> _WHAT THIS TASK INVOLVES_: Write the records out again in full, word for word.

> _MATERIAL FOR THIS TASK_:
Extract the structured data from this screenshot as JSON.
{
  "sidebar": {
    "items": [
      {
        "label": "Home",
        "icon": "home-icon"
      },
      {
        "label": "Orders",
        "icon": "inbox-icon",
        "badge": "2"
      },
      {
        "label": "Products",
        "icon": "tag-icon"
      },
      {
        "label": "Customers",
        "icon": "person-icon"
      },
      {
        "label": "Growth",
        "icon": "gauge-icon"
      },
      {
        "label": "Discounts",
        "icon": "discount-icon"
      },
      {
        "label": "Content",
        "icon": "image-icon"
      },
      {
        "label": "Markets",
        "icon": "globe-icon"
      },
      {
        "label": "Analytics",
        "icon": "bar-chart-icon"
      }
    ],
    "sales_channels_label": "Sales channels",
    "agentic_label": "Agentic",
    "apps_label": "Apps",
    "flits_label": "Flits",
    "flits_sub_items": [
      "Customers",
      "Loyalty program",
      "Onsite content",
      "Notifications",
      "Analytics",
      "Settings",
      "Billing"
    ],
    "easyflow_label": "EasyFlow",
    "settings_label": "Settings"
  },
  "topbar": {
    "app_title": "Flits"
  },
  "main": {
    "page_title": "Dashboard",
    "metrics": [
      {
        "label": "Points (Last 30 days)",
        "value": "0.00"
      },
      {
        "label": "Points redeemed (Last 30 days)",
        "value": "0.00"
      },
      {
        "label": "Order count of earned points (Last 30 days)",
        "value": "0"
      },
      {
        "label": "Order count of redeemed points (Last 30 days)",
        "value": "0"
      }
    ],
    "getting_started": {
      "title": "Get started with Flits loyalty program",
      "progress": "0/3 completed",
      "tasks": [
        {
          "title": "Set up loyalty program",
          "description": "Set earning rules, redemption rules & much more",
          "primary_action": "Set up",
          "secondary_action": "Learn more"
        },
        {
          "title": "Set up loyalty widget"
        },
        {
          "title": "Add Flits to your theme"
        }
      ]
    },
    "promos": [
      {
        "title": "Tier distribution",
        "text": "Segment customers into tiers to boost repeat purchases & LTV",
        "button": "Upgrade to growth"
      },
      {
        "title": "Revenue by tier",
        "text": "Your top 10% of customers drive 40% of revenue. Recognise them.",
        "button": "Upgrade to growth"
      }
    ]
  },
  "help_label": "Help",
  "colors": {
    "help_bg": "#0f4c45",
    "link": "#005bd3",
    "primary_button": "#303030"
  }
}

> _RESPONSE TO THE TASK_:
Extract the structured data from this screenshot as JSON.
{
  "sidebar": {
    "items": [
      {
        "label": "Home",
        "icon": "home-icon"
      },
      {
        "label": "Orders",
        "icon": "inbox-icon",
        "badge": "2"
      },
      {
        "label": "Products",
        "icon": "tag-icon"
      },
      {
        "label": "Customers",
        "icon": "person-icon"
      },
      {
        "label": "Growth",
        "icon": "gauge-icon"
      },
      {
        "label": "Discounts",
        "icon": "discount-icon"
      },
      {
        "label": "Content",
        "icon": "image-icon"
      },
      {
        "label": "Markets",
        "icon": "globe-icon"
      },
      {
        "label": "Analytics",
        "icon": "bar-chart-icon"
      }
    ],
    "sales_channels_label": "Sales channels",
    "agentic_label": "Agentic",
    "apps_label": "Apps",
    "flits_label": "Flits",
    "flits_sub_items": [
      "Customers",
      "Loyalty program",
      "Onsite content",
      "Notifications",
      "Analytics",
      "Settings",
      "Billing"
    ],
    "easyflow_label": "EasyFlow",
    "settings_label": "Settings"
  },
  "topbar": {
    "app_title": "Flits"
  },
  "main": {
    "page_title": "Dashboard",
    "metrics": [
      {
        "label": "Points (Last 30 days)",
        "value": "0.00"
      },
      {
        "label": "Points redeemed (Last 30 days)",
        "value": "0.00"
      },
      {
        "label": "Order count of earned points (Last 30 days)",
        "value": "0"
      },
      {
        "label": "Order count of redeemed points (Last 30 days)",
        "value": "0"
      }
    ],
    "getting_started": {
      "title": "Get started with Flits loyalty program",
      "progress": "0/3 completed",
      "tasks": [
        {
          "title": "Set up loyalty program",
          "description": "Set earning rules, redemption rules & much more",
          "primary_action": "Set up",
          "secondary_action": "Learn more"
        },
        {
          "title": "Set up loyalty widget"
        },
        {
          "title": "Add Flits to your theme"
        }
      ]
    },
    "promos": [
      {
        "title": "Tier distribution",
        "text": "Segment customers into tiers to boost repeat purchases & LTV",
        "button": "Upgrade to growth"
      },
      {
        "title": "Revenue by tier",
        "text": "Your top 10% of customers drive 40% of revenue. Recognise them.",
        "button": "Upgrade to growth"
      }
    ]
  },
  "help_label": "Help",
  "colors": {
    "help_bg": "#0f4c45",
    "link": "#005bd3",
    "primary_button": "#303030"
  }
}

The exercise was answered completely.